Singapore Airlines, the first carrier to put a double bed in its cabins, is spending US$850 million to refit all of its Airbus SE A380 jets with the aim of taking airline luxury to a higher level.
On Thursday the airline unveiled its first major overhaul across cabin classes of its Airbus SE A380s since 2007, when it became the first carrier to fly the double-decker aircraft.
For the most premiere of its customers, it has cut the number of suites from 12 to six, allowing additional space and frills, such as a separate, fully adjustable seat with leather upholstery by Italy’s Poltrona Frau, as well as double bathrooms, one of which has a sit-down vanity counter.
The new Singapore Airlines suites will have a separate bed, without the need for conversion from a sitting position, alongside the adjustable leather seat.
The changes will be first introduced in five new super-jumbo aircraft it will receive progressively from this year, starting with the Singapore-Sydney flight on December 18.
Singapore Airlines also will retrofit its older A380s with the new products starting in late 2018, with a target for completion in 2020.
Airlines have been trying to outdo each other when it comes to pampering the upscale business traveller.

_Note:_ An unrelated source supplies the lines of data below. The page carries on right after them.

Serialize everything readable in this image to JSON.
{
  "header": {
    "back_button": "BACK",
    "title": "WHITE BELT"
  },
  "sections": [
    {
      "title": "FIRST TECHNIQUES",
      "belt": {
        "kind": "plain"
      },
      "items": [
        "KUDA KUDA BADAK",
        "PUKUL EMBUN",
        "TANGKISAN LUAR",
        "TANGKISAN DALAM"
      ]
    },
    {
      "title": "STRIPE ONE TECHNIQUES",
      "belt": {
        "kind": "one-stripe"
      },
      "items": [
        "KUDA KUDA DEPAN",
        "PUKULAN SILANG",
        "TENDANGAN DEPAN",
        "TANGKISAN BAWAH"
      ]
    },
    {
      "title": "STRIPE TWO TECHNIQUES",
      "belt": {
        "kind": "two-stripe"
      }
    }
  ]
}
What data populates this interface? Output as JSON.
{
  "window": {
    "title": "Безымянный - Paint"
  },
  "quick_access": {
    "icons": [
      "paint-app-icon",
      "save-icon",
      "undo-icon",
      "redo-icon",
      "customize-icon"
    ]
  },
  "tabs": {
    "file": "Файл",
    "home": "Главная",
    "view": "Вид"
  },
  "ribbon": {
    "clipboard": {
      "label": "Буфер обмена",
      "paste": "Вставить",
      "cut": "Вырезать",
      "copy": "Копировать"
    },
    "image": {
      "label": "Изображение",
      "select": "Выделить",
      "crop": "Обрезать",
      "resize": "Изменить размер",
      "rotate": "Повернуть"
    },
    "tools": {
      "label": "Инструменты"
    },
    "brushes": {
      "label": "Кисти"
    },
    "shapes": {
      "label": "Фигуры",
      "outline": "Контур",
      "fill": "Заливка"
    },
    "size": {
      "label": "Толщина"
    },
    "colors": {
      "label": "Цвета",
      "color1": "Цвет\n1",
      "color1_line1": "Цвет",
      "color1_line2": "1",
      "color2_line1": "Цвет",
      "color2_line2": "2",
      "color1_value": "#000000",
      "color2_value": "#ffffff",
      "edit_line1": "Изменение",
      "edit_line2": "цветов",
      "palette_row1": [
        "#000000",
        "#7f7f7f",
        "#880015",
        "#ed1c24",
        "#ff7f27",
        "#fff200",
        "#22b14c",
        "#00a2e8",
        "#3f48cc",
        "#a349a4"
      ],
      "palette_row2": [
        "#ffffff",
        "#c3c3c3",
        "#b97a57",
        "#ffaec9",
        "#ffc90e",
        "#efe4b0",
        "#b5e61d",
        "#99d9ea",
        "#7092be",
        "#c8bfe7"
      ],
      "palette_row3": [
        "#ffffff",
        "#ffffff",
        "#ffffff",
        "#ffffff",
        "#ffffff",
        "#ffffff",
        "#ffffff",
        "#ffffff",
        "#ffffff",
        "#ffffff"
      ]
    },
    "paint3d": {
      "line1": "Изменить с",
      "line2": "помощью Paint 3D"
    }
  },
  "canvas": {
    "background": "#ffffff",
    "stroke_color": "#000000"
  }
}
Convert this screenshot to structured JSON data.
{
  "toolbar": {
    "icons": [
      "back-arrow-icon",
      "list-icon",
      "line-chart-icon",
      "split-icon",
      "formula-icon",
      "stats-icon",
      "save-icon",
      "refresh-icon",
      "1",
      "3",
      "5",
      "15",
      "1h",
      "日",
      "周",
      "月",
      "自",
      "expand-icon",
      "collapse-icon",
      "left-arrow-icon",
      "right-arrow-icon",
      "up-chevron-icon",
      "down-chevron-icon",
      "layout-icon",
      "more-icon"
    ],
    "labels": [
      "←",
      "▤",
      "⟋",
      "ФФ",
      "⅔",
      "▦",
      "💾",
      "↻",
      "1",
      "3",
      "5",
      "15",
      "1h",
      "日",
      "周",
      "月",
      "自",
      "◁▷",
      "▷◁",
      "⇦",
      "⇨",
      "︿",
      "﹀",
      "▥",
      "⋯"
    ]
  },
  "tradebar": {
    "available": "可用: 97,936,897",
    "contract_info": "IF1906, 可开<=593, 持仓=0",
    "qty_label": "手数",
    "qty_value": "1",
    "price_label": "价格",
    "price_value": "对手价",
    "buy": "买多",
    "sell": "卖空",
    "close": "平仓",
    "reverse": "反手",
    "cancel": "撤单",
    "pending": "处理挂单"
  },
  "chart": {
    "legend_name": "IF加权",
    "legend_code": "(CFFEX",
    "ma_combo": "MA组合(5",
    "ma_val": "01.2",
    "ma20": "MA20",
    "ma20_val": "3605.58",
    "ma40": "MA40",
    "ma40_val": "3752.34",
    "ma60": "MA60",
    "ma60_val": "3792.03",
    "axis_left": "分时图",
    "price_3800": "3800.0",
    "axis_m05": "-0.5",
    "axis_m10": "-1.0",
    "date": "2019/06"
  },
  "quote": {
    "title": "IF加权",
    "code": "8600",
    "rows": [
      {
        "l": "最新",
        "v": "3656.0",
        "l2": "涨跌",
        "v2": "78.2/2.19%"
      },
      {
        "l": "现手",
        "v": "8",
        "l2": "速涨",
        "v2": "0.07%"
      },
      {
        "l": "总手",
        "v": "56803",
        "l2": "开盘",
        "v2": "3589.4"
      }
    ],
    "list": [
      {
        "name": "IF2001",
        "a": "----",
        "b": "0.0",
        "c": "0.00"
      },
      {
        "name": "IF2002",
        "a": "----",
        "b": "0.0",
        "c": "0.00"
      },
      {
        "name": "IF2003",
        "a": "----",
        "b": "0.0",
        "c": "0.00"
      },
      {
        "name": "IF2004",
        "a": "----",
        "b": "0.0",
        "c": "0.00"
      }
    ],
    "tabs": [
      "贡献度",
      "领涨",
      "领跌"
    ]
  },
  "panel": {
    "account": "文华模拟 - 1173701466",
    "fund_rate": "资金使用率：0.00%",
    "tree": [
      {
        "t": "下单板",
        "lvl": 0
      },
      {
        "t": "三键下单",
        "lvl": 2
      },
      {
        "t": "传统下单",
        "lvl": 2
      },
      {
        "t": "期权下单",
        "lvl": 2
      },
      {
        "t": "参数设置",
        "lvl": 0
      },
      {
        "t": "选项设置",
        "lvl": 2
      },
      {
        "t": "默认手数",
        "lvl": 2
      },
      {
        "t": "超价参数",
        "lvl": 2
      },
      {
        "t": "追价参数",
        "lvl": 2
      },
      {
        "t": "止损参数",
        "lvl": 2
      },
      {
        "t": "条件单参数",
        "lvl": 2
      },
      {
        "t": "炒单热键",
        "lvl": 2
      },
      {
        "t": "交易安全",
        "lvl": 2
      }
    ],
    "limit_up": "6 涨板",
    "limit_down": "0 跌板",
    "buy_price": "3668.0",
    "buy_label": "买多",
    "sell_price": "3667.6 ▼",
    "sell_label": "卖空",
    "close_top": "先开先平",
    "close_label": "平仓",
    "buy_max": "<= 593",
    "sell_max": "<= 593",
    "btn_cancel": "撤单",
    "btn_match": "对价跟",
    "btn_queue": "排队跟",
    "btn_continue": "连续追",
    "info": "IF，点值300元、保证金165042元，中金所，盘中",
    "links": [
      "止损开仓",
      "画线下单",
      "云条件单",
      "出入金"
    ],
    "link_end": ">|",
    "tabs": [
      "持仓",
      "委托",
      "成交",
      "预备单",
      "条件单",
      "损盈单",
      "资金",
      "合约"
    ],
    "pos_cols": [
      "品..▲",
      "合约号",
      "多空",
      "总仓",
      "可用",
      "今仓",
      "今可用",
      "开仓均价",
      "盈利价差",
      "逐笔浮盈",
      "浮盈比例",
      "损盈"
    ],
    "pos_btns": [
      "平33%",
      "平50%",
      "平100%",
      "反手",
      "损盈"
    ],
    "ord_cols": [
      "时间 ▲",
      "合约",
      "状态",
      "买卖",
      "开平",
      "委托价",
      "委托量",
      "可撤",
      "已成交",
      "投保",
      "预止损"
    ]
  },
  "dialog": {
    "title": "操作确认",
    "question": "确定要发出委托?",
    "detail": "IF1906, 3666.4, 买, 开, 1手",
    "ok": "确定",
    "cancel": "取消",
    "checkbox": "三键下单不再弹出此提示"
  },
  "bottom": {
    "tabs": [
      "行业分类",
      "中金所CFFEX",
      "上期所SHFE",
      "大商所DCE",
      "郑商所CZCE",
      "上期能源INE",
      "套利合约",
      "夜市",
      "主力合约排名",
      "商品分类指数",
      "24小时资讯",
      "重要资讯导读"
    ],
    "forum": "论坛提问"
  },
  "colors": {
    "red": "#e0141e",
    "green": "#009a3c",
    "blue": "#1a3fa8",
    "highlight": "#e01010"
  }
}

Goh Choon Phong, Singapore Airlines’ chief executive officer, is fending off intensifying competition, particularly from Middle Eastern carriers, such as Emirates, which in August introduced a revamped lounge inspired by private yacht cabins on its own A380s.
Etihad Airways provides in-flight showers for first-class passengers on its A380s, and its Residence suites feature a lie-flat bed and a living area with a 32-inch television and private butler.
The Singapore carrier’s cabin revamp – four years in the making – comes amid a review of its entire business as the money earned from flying passengers per kilometre hovers at roughly eight-year lows and it prepares to report quarterly results next week.
“There was a time when superior product offering was one of the stronger choice criteria for a person buying a seat, but unfortunately everyone has become pretty good,” said Mohshin Aziz, an aviation-focused analyst at Maybank Investment Bank, in Kuala Lumpur. “To put so much emphasis on it is probably an outdated strategy.”
Rather than spending money to upgrade cabins, Singapore Airlines should be focusing more on better scheduling and services to raise profits, says Mohshin, who rates the stock a hold.
The airline currently has 18 A380s, four of which will be returned to lessors progressively in 2018. The new suites were designed by the French company Pierrejean Design Studio, while the business class cabin was designed by British company JPA Design.
Business-class passengers will have a 63.5 centimetre-wide seat that reclines directly into a full-flat bed of 198 centimetres.
Singapore Airlines – the only Asian carrier to have flown the luxurious Concorde more than three decades ago – posted a net loss in the quarter up to the end of March. It rebounded to a profit of S$235.1 million (US$173 million) in the three months up to the end of June.
Predicting another challenging year, Singapore Airlines set up a dedicated office to conduct a wide-ranging review to transform the company and better position itself for sustainable growth, it said in May.
Goh said in June that jobs could be eliminated, and two months later offered voluntary unpaid leave to cut costs.
The carrier is not the only one feeling the heat. Hong Kong’s Cathay Pacific Airways is also carrying out its biggest transformation plan in two decades, and said in May that it would cut 600 jobs at its Hong Kong head office as part of efforts to revive its fortunes.
Besides the A380 revamp, Emirates is preparing to unveil the new first-class cabin on its Boeing 777-300ER aircraft that will have six suites, two fewer than before, as well as new features for business and economy seats, during the Dubai airshow in November.
While Singapore Airlines had been an industry trendsetter, such as being the first to provide free alcohol to economy-class passengers and headsets for in-flight entertainment in the 1970s, it has been less so in recent years.
The airline’s last major offering was in May 2015, when it introduced a premium economy class and played catch up to Qantas Airway and Cathay.
“There is an urgent need for SIA [Singapore Airlines] to move ahead of the competition again,” said Corrine Png, founder and chief executive officer of Crucial Perspective in Singapore.